Anyway, there are a lot of taunts in this game and all of the moves look crisp and seem to have real impact. It does help that the sound effect that accompanies you slamming someone to the mat also sounds really good. The usual "health bar" you see in most older wrestling games is replaced here with a "spirit meter" that sort of measures the momentum of your wrestler in the match. This way, if you start to make a comeback, you can "regain your health" in order to finish your opponent off. It works pretty well and serves to imitate the back and forth struggle of a great match.

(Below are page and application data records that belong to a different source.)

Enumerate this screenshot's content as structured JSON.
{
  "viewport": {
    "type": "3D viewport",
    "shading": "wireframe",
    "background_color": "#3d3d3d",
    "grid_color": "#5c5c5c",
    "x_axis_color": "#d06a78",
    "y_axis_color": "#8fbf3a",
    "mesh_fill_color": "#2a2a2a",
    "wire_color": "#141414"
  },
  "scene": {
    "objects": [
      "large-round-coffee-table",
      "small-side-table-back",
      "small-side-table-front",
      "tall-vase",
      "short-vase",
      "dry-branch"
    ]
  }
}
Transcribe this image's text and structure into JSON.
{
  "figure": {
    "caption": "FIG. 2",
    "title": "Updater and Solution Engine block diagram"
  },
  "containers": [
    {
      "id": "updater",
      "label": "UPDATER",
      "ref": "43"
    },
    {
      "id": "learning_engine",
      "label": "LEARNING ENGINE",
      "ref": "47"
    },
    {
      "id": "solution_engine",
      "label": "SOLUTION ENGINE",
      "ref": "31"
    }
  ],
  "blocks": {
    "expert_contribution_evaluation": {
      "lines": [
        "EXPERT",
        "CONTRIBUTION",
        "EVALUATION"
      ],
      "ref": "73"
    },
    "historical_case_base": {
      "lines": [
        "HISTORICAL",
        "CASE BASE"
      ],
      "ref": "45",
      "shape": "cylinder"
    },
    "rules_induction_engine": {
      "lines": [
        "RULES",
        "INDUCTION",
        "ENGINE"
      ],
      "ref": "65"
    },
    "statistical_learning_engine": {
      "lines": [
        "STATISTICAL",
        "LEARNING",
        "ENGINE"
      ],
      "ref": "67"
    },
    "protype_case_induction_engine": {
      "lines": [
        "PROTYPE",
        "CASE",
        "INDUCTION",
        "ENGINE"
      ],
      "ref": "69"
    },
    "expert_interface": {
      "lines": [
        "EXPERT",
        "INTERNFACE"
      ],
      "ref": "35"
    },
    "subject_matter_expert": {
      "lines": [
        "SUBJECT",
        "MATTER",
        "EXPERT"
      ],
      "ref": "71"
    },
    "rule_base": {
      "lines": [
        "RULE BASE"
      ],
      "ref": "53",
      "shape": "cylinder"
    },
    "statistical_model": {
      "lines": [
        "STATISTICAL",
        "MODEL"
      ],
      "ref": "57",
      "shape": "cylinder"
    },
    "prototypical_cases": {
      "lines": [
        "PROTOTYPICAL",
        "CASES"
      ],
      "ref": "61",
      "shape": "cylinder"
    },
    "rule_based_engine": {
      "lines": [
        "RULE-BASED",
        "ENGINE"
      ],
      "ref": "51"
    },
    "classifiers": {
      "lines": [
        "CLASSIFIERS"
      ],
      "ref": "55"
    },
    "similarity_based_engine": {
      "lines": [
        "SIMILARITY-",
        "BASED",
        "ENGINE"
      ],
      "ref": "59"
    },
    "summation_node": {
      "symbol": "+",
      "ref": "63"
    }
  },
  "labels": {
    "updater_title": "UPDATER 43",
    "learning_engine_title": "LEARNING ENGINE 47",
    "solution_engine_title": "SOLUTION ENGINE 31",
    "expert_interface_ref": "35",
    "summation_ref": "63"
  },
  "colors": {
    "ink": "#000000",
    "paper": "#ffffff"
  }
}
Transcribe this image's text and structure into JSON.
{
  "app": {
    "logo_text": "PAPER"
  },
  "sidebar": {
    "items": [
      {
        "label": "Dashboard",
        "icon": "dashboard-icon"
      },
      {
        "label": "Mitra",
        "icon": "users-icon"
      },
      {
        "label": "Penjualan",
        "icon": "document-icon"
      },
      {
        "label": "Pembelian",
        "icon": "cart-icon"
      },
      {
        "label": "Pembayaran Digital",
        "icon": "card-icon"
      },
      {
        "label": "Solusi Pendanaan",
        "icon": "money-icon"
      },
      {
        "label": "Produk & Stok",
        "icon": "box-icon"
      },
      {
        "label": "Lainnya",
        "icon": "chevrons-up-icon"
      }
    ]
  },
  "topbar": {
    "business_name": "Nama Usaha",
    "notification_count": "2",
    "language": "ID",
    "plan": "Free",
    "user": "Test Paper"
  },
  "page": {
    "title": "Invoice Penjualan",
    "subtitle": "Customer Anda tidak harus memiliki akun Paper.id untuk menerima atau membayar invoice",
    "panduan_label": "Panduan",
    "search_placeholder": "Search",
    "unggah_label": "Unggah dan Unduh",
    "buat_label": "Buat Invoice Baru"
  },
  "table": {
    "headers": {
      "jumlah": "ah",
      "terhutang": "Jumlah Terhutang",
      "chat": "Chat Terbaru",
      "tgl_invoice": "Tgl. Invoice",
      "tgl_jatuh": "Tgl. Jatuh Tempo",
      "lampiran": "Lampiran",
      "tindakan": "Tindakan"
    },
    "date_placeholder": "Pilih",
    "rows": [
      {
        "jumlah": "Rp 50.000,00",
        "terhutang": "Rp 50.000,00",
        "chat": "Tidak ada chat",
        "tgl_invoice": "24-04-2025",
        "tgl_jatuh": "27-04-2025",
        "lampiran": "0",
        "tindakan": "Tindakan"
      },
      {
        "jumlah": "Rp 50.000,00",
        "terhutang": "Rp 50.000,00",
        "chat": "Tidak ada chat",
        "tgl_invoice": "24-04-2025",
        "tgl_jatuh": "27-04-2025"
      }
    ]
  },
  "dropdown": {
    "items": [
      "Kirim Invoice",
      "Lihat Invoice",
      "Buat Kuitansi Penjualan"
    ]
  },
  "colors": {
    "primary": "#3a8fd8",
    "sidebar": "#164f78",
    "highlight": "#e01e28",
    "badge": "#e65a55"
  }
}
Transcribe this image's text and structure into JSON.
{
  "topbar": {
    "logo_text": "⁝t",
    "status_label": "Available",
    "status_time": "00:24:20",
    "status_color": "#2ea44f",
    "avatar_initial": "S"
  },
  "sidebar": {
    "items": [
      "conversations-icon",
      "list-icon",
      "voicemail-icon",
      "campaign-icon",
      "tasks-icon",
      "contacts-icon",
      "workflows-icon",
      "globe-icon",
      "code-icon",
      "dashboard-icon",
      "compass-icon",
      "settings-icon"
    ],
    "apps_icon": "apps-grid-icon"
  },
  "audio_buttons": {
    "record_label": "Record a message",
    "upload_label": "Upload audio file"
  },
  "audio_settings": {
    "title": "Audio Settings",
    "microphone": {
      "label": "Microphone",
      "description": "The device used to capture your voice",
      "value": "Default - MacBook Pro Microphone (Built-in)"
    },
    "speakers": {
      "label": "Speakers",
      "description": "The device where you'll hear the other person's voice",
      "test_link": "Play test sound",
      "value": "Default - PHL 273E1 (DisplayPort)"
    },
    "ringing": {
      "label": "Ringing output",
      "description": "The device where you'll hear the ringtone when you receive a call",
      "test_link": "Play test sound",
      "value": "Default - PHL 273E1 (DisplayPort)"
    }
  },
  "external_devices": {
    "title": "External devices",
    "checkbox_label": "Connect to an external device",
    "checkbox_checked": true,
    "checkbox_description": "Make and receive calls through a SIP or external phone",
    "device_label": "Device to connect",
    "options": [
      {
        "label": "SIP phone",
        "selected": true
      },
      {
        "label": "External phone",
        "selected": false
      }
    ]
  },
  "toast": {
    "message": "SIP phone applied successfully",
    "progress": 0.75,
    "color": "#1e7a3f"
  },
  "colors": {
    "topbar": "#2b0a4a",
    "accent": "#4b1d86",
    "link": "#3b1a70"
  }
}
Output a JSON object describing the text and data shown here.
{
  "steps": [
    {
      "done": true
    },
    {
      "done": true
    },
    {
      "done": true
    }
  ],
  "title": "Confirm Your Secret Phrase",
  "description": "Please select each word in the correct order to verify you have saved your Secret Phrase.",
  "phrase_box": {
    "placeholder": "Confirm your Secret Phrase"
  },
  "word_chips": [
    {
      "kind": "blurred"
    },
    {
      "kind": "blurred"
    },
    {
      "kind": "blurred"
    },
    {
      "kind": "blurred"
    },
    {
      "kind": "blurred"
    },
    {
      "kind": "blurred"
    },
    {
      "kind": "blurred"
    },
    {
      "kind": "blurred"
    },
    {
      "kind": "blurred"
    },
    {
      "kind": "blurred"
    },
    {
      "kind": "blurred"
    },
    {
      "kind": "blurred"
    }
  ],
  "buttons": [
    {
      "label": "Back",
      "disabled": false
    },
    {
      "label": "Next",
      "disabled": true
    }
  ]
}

As far as gameplay goes, it's a little awkward at first. The controls are different then most modern wrestling games started to use soon after this release but you can't really fault the developer for this. They were still sort of feeling their way around and the controls on AKI games after this got much more intuitive. After you get used to it, it's not so bad. Nowhere near a "game breaker", just a little hurdle to overcome in this classic. It's still far better than the controls for ECW Hardcore Revolution which came out much later. The controls in that game; we cannot excuse. They should have known better at that point. Also, if you compare this game to the first 3-D WWF game (WWF Warzone), all it's missing is some control tweaks and some unintentionally funny Ahmed Johnson promos.
Altogether I'd say this is a classic title in the annals of pro wrestling video games. It really helped to usher in the new wave of 3-D polygons and show the possibilties of what you could pack into a pro wrestling title at the time. AKI always took a lot of time and care with their wrestling games and it shows here as well. Aside from WWE produced games, they were probably the number one wrestling video game developer for the PS1 and N64 with multiple classic titles in their library. In some of the later games, they even featured their own makeshift mascot AKIman as a playable character. I say that they deserved to pat themselves on the back like that, Barry Horowitz style.
Until next time, keeping mashing those buttons!